  • Managed Identity – Managed identities eliminate the need for developers to manage credentials. Managed identities provide an identity for applications to use when connecting to resources that support Azure Active Directory (Azure AD) authentication. For more information, see What are managed identities for Azure resources?

  • Privileged Identity Management – Privileged Identity Management (PIM) is a service in Azure Active Directory (Azure AD) that enables you to manage, control, and monitor access to important resources in your organization. For more information, see What is Azure AD Privileged Identity Management.

  • Access Reviews – Azure Active Directory (Azure AD) access reviews enable organizations to efficiently manage group memberships, access to enterprise applications, and role assignments. User's access can be reviewed on a regular basis to make sure only the right people have continued access. For more information, see What are Azure AD access reviews?

  • Entitlement Management – Azure Active Directory (Azure AD) entitlement management is an identity governance feature that enables organizations to manage identity and access lifecycle at scale, by automating access request workflows, access assignments, reviews, and expiration. For more information, see What is Azure AD entitlement management?

  • Activity Logs – The Activity log is a platform log in Azure that provides insight into subscription-level events. This includes such information as when a resource is modified or when a virtual machine is started. For more information, see Azure Activity log.

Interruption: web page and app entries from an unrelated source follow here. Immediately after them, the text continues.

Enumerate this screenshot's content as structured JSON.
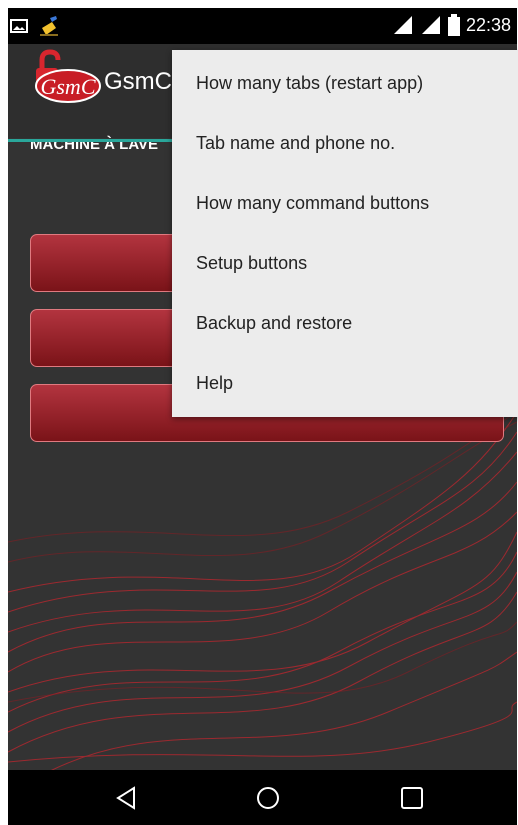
{
  "status_bar": {
    "time": "22:38",
    "left_icons": [
      "image-icon",
      "cleaner-broom-icon"
    ],
    "right_icons": [
      "signal-icon",
      "signal-icon",
      "battery-icon"
    ]
  },
  "app_bar": {
    "logo_text": "GsmC",
    "title": "GsmC"
  },
  "tabs": [
    {
      "label": "MACHINE À LAVE"
    }
  ],
  "colors": {
    "accent": "#2aa79b",
    "button_top": "#b3343f",
    "button_bottom": "#7a1318",
    "background": "#333333",
    "menu_background": "#ececec"
  },
  "command_buttons_count": 3,
  "menu": {
    "items": [
      {
        "label": "How many tabs (restart app)"
      },
      {
        "label": "Tab name and phone no."
      },
      {
        "label": "How many command buttons"
      },
      {
        "label": "Setup buttons"
      },
      {
        "label": "Backup and restore"
      },
      {
        "label": "Help"
      }
    ]
  },
  "nav_bar": {
    "icons": [
      "back-icon",
      "home-icon",
      "recents-icon"
    ]
  }
}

  • Self-service Password reset service – Azure Active Directory (Azure AD) self-service password reset (SSPR) gives users the ability to change or reset their password, with no administrator or help desk involvement. For more information, see How it works: Azure AD self-service password reset.

  • Device Services – Device identity management is the foundation for device-based Conditional Access. With device-based Conditional Access policies, you can ensure that access to resources in your environment is only possible with managed devices. For more information, see What is a device identity?

  • Self-Service Group Management – You can enable users to create and manage their own security groups or Microsoft 365 groups in Azure Active Directory (Azure AD). The owner of the group can approve or deny membership requests and can delegate control of group membership. Self-service group management features are not available for mail-enabled security groups or distribution lists. For more information, see Set up self-service group management in Azure Active Directory.

  • Risk detections – contains information about other risks triggered when a risk is detected and other pertinent information such as sign-in location and any details from Microsoft Cloud App Security (MCAS).

Next steps

See these security operations guide articles:

Azure AD security operations overview

Security operations for user accounts

Security operations for privileged accounts

Security operations for Privileged Identity Management

Security operations for applications

Security operations for devices

Security operations for infrastructure